Read the material below and count the lines holding the string "JSON". Give that count with nothing added.

Segment Start: MATERIAL SHOWN

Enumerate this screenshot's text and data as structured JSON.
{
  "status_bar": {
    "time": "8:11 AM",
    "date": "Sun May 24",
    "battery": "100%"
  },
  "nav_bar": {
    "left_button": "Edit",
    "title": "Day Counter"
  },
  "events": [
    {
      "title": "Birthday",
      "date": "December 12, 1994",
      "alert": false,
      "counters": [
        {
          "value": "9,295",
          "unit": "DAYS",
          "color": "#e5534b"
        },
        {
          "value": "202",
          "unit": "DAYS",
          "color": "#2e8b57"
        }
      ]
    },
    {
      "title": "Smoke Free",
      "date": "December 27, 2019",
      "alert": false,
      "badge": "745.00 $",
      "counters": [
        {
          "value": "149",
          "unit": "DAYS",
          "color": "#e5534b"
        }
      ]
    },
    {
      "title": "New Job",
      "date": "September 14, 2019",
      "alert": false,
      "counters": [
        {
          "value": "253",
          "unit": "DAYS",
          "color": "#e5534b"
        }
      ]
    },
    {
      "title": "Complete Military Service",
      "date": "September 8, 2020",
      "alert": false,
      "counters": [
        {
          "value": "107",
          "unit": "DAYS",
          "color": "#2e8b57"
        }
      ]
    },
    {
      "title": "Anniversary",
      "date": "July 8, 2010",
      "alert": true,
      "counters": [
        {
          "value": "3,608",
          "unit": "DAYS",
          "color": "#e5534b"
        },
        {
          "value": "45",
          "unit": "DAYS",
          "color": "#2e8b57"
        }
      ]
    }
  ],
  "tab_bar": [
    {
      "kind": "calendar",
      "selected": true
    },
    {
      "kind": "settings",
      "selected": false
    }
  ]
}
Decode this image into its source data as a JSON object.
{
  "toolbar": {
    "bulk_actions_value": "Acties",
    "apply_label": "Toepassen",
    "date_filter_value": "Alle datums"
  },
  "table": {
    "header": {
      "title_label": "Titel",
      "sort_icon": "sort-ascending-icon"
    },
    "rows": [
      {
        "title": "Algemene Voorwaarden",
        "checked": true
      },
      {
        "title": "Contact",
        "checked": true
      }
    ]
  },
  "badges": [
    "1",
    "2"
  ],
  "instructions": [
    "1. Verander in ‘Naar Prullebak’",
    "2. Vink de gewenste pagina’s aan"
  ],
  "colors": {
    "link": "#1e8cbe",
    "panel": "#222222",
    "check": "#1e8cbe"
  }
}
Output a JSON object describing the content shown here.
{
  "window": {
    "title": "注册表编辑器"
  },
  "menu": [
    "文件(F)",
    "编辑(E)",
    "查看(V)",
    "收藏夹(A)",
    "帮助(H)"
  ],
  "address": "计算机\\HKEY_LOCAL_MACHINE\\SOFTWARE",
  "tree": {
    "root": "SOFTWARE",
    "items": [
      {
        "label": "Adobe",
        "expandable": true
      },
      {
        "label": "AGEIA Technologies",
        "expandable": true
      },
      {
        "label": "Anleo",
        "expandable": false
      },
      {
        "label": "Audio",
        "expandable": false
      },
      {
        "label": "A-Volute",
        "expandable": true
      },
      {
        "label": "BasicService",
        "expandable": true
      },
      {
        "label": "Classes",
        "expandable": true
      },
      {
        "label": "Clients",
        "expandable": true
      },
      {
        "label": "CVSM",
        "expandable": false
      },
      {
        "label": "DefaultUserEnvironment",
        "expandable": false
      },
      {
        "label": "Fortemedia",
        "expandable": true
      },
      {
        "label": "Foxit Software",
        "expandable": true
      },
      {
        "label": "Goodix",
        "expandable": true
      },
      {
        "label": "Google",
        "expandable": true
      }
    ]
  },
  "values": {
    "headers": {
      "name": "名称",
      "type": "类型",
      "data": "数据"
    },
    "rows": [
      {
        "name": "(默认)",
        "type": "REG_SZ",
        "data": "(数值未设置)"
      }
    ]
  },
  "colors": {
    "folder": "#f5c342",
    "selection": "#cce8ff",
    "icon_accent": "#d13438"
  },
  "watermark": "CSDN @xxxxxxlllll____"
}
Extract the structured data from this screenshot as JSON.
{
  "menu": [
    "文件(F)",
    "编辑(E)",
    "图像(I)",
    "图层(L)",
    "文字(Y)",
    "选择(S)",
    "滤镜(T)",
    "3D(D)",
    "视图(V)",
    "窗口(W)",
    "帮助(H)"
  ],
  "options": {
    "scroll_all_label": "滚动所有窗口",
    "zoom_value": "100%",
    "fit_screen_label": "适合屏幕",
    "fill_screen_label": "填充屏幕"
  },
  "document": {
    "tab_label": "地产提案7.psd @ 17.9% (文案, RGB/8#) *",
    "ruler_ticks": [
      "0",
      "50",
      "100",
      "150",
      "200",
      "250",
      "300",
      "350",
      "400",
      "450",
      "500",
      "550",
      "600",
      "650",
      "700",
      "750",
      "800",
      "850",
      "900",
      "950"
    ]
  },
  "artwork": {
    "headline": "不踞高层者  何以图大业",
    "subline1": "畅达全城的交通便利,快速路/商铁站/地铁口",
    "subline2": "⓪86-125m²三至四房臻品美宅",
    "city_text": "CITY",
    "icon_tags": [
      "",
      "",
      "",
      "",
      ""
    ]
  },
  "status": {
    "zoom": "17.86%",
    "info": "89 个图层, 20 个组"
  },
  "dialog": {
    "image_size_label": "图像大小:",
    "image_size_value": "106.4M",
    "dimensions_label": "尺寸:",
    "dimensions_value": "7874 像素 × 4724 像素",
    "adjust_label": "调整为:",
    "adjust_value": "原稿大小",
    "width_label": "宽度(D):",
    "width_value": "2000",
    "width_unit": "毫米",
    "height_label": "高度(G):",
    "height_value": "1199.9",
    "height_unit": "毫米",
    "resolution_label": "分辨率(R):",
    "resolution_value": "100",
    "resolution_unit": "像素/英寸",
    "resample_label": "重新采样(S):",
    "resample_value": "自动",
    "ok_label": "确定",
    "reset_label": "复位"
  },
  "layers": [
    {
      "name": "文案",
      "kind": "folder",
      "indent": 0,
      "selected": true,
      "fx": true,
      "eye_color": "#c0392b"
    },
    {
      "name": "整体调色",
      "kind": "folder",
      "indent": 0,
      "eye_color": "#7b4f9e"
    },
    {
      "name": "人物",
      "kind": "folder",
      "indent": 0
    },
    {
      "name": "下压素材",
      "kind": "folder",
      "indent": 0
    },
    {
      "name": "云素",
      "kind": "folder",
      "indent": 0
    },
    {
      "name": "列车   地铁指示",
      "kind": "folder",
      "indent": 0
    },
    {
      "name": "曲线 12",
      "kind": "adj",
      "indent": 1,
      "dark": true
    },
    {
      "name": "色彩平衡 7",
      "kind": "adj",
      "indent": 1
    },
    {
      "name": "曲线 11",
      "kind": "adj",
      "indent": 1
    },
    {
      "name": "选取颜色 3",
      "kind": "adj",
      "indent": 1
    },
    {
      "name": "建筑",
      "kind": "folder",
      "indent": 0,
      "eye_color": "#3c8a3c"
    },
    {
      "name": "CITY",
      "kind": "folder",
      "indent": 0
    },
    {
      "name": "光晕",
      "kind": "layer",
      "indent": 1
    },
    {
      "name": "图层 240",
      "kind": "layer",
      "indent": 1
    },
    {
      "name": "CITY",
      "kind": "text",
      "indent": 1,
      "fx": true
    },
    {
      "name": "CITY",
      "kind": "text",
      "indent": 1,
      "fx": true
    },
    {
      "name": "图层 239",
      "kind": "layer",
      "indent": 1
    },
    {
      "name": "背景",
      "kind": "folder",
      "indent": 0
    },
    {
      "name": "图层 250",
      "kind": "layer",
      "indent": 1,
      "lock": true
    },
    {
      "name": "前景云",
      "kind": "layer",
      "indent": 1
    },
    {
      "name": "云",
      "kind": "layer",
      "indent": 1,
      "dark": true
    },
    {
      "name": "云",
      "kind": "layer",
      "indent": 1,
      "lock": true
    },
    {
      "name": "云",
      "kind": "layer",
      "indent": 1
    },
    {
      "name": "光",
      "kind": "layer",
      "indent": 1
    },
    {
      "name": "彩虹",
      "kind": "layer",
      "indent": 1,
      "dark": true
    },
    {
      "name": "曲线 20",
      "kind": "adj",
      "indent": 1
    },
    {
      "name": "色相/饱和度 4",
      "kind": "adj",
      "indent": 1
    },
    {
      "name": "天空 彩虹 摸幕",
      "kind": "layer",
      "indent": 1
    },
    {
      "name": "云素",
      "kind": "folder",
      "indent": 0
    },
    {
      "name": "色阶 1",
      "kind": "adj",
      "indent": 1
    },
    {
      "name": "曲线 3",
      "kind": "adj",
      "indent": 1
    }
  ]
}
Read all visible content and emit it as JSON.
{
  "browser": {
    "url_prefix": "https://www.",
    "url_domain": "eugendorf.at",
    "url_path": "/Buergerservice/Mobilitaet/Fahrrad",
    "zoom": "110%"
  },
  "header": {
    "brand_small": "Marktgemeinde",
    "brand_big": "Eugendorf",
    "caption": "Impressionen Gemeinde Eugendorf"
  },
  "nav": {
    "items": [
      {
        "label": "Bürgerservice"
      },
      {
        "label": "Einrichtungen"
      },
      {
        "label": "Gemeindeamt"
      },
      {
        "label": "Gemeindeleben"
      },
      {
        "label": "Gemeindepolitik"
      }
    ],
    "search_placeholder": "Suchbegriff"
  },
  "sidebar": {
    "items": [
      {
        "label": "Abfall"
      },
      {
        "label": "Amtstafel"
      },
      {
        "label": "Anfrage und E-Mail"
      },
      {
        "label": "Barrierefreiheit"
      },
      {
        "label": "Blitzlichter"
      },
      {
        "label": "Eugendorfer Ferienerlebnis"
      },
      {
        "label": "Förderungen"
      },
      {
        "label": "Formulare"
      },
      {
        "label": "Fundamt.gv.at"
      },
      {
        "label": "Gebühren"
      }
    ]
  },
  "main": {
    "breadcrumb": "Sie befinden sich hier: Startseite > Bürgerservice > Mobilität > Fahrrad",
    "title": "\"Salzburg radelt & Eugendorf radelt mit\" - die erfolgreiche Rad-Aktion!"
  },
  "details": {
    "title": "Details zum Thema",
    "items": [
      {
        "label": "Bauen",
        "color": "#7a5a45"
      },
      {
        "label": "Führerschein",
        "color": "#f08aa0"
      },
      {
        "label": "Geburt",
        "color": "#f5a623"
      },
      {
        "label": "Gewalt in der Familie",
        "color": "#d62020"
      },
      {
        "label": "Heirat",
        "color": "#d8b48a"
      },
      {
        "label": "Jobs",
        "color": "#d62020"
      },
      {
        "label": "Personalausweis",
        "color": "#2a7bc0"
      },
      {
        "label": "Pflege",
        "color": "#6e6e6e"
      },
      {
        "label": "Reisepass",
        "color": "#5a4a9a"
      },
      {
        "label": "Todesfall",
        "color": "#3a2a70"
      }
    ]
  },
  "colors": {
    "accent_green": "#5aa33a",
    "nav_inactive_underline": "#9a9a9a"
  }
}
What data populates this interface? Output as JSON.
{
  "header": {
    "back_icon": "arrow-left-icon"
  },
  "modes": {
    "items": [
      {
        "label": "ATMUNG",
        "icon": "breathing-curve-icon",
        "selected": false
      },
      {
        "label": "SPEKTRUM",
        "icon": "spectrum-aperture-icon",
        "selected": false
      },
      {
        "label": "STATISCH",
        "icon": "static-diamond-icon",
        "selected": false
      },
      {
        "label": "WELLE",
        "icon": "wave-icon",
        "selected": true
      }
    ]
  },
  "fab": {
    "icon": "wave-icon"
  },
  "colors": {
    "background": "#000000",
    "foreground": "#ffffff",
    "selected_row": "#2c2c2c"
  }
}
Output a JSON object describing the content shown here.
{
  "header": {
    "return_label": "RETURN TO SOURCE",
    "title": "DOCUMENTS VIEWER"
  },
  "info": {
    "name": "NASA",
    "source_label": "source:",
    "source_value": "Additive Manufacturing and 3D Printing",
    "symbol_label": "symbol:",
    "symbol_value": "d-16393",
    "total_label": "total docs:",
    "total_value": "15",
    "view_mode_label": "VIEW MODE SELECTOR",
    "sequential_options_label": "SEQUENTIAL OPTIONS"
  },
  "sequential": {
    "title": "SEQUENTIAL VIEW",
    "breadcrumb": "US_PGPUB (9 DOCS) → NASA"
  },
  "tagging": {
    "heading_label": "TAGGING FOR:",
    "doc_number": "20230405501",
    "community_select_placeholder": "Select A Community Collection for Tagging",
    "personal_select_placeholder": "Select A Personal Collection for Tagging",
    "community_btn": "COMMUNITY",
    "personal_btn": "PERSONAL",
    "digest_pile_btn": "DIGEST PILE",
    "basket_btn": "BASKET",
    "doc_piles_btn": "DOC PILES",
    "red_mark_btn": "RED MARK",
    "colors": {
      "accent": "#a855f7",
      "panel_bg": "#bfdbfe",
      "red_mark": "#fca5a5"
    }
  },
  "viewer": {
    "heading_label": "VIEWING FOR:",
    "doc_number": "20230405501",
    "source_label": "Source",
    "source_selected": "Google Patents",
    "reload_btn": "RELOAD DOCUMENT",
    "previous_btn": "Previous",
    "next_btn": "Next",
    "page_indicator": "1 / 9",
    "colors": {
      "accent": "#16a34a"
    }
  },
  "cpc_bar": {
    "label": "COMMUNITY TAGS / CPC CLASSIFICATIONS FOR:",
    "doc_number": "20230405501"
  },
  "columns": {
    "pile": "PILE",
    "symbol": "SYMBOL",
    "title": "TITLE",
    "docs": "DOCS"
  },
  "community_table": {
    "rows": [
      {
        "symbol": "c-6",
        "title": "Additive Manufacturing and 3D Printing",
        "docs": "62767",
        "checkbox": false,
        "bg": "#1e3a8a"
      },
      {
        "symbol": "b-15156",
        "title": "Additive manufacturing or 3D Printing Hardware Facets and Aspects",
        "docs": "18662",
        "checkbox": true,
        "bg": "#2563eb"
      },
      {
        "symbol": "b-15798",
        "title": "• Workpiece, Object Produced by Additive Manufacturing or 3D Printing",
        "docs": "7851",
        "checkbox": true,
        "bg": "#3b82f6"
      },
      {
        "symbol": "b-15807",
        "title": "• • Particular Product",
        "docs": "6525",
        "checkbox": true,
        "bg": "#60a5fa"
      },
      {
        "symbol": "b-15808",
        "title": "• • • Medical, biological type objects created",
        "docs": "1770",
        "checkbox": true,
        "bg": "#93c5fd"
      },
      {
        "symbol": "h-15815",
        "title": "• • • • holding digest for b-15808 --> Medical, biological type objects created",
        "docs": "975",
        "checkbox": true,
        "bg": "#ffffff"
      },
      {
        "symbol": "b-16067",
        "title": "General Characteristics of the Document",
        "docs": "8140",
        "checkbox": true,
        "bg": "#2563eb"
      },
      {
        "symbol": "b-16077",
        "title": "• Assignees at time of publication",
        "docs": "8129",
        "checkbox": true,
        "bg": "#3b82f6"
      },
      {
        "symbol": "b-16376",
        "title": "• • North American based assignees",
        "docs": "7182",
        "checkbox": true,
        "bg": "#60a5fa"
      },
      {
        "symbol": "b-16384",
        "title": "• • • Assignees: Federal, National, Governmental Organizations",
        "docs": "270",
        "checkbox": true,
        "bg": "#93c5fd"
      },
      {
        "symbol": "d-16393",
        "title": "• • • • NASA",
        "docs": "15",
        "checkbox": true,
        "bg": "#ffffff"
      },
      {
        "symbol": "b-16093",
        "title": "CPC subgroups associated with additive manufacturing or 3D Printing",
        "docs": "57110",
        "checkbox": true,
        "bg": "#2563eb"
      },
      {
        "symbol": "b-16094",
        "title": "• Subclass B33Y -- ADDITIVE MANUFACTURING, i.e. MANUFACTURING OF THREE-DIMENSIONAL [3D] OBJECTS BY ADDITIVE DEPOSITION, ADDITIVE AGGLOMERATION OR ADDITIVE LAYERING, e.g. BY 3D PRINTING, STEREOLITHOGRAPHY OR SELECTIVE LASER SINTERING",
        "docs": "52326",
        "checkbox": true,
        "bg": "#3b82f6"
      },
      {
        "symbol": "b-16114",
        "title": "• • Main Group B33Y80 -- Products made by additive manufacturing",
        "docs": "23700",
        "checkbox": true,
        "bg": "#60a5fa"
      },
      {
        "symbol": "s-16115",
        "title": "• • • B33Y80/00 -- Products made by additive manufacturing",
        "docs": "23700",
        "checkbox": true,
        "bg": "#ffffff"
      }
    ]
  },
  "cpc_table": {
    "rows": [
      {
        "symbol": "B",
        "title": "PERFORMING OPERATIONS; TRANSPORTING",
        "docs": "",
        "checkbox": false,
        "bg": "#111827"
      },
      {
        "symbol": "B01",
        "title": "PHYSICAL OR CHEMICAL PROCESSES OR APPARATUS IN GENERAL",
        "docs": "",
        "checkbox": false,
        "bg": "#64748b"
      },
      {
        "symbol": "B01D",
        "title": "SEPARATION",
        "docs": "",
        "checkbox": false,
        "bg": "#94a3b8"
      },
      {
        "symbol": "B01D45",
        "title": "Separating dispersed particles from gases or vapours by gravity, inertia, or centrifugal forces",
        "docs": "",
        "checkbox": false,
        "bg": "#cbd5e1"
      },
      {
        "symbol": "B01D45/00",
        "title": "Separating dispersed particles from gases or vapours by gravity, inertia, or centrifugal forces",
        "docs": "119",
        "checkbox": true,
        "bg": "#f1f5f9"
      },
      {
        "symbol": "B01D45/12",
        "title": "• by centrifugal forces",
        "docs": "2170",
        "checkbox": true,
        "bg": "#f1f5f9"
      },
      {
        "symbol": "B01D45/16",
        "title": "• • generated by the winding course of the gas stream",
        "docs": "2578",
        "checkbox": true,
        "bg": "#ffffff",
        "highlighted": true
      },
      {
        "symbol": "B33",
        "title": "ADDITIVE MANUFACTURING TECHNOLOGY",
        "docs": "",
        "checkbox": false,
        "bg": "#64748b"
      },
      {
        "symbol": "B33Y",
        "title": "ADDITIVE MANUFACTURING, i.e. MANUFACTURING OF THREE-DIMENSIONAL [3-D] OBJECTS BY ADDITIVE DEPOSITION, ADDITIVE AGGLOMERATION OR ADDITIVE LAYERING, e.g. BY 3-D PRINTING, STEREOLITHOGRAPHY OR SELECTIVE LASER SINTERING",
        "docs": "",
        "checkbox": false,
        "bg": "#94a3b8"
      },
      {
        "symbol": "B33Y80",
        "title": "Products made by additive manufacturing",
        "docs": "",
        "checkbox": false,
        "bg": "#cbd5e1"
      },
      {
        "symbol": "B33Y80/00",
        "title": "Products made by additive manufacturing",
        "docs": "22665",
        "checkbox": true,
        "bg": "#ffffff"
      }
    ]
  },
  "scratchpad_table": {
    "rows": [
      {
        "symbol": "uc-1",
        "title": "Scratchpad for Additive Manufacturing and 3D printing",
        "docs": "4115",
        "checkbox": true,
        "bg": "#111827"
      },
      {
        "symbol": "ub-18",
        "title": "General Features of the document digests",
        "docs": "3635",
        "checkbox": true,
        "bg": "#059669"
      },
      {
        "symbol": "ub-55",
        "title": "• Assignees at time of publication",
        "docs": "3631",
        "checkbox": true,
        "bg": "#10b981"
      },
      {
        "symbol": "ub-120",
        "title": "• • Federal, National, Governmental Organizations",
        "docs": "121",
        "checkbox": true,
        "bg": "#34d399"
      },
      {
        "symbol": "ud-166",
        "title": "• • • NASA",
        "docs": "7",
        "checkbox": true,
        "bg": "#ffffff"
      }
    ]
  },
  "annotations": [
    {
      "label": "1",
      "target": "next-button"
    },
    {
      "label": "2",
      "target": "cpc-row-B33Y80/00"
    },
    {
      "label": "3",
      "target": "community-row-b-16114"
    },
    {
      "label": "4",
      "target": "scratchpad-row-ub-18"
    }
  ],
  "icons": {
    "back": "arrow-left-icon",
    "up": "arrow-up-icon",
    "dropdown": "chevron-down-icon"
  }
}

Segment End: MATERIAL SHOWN

== WRITTEN RESPONSE ==
7